Saturday, 5 November 2011

A map that can't convey space related information.. ouch!

I'm always embarassed when looking at the underground maps of Milan hanging inside the trains.

No tourist would be able to tour the city with those maps alone, since they do not represent the real configuration of metro lines in space.

Let's make a quick test: tell me, which line would you take if you want to head south-west, based on this map?

Red line, right?
Pity you would end up being in the north-west part of Milan, instead.

Here's a reconstructed configuration of lines in space, over a map. Take a look!

And that's not an exception: even on single lines representations they got it wrong!
In this one they put east what is west and viceversa..

The sticker in the middle says: "ATTENTION: this map is upside down!"

A shame, isn't it?


  1. ...another thing has always struck me about the long map strips that can be found inside the ATM subway trains, especially those attached above the sliding doors. In 2010 ATM adopted brand new, stylish maps and, in doing so, they got rid of the old ones that depicted a tiny yet useful information: what side's door would open at the next stop.

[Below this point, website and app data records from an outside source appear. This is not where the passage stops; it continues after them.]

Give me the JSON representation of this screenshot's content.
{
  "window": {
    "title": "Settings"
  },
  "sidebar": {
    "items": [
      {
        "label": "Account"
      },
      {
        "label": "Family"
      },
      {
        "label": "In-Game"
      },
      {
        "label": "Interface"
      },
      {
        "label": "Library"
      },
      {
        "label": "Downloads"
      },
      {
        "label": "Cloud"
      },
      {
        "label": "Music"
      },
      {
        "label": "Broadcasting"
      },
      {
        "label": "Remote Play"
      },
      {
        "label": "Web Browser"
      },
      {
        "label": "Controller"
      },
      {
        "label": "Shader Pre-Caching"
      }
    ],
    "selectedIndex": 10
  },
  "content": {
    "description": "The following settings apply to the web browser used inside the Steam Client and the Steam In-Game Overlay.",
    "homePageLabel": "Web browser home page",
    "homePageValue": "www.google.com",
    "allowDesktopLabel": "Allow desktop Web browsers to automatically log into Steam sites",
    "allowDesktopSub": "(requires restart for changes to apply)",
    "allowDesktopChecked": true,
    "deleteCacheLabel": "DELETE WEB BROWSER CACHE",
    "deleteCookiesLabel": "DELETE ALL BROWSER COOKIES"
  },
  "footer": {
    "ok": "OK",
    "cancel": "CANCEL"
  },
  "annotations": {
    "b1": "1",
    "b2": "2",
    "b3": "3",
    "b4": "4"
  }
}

This information was conveyed by small black arrows depicted within the line representing the track of the subway according to a convention that, although could not be said to be straitghforward on the spot, was quite effective; and useful, especially during rush hours where knowing where the doors would open is convenient to push one's way through the crowded coach. At ATM, they probably commissioned the new maps to someone that never took the subway in Milan. Or someone that never found useful this visual clue. In that case, did she ever try to fancy why someone before her put that little information on the maps? Did she ever fancy what those arrows were intended to afford? Who knows if some designer will ever reintroduce them, addressing a real need of subway regulars.

  2. Good spot! :)

    I didn't mention those tiny arrows for very few of the persons I know ever took them into account. Probably because they were not so easy to grasp, so people gave up. :)

    Yet I completely agree with you and I hate that sense of unknown whenever I'm on the underground. Even on carriages with either arrow display hints or voice speaking, I hate the fact I will be aware of which one is the right door only a few moments before reaching my station.
    I miss those arrows.

    A good redesign should aim to include all the useful information or at least to avoid taking out what's already there, with no reason. I think we agree that this was not a good redesign at all.